Dame Parveen Kumar, of the British Medical Association, said: “The current restrictions on advertising of unhealthy foods during children’s daytime TV programmes are no longer fit for purpose.
“Young people’s viewing extends well beyond these parameters, including family-oriented programmes and viewing content online . A 9pm watershed on TV, and equivalent protection online, is crucial to limit the amount of marketing children and young people are exposed to and influenced by.”
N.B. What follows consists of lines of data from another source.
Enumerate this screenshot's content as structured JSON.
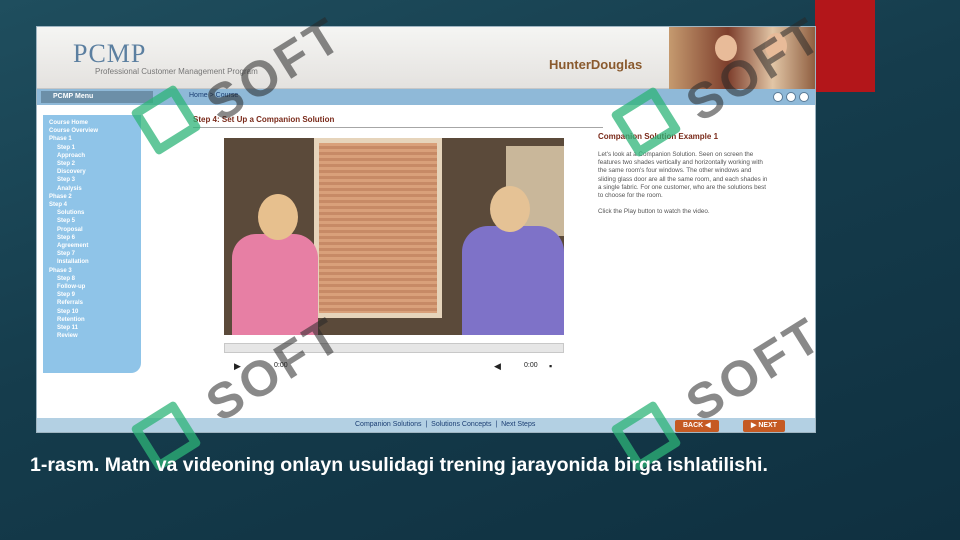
{
  "slide": {
    "caption": "1-rasm. Matn va videoning onlayn usulidagi trening jarayonida birga ishlatilishi."
  },
  "app": {
    "logo": "PCMP",
    "logo_subtitle": "Professional Customer Management Program",
    "brand": "HunterDouglas"
  },
  "nav": {
    "menu_label": "PCMP Menu",
    "breadcrumb": "Home  >  Course"
  },
  "sidebar": {
    "items": [
      {
        "label": "Course Home",
        "sub": false
      },
      {
        "label": "Course Overview",
        "sub": false
      },
      {
        "label": "Phase 1",
        "sub": false
      },
      {
        "label": "Step 1",
        "sub": true
      },
      {
        "label": "Approach",
        "sub": true
      },
      {
        "label": "Step 2",
        "sub": true
      },
      {
        "label": "Discovery",
        "sub": true
      },
      {
        "label": "Step 3",
        "sub": true
      },
      {
        "label": "Analysis",
        "sub": true
      },
      {
        "label": "Phase 2",
        "sub": false
      },
      {
        "label": "Step 4",
        "sub": false
      },
      {
        "label": "Solutions",
        "sub": true
      },
      {
        "label": "Step 5",
        "sub": true
      },
      {
        "label": "Proposal",
        "sub": true
      },
      {
        "label": "Step 6",
        "sub": true
      },
      {
        "label": "Agreement",
        "sub": true
      },
      {
        "label": "Step 7",
        "sub": true
      },
      {
        "label": "Installation",
        "sub": true
      },
      {
        "label": "Phase 3",
        "sub": false
      },
      {
        "label": "Step 8",
        "sub": true
      },
      {
        "label": "Follow-up",
        "sub": true
      },
      {
        "label": "Step 9",
        "sub": true
      },
      {
        "label": "Referrals",
        "sub": true
      },
      {
        "label": "Step 10",
        "sub": true
      },
      {
        "label": "Retention",
        "sub": true
      },
      {
        "label": "Step 11",
        "sub": true
      },
      {
        "label": "Review",
        "sub": true
      }
    ]
  },
  "content": {
    "step_title": "Step 4: Set Up a Companion Solution",
    "caption_title": "Companion Solution Example 1",
    "caption_body": "Let's look at a Companion Solution. Seen on screen the features two shades vertically and horizontally working with the same room's four windows. The other windows and sliding glass door are all the same room, and each shades in a single fabric. For one customer, who are the solutions best to choose for the room.",
    "caption_hint": "Click the Play button to watch the video."
  },
  "video": {
    "time_current": "0:00",
    "time_total": "0:00",
    "play_icon": "play-icon",
    "volume_icon": "volume-icon"
  },
  "footer": {
    "links": [
      "Companion Solutions",
      "Solutions Concepts",
      "Next Steps"
    ],
    "back_label": "BACK",
    "next_label": "NEXT"
  },
  "watermark": {
    "text": "SOFT"
  }
}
Six famous faces become guinea pigs in an extreme scientific experiment to find out what our junk food lifestyle is actually doing to us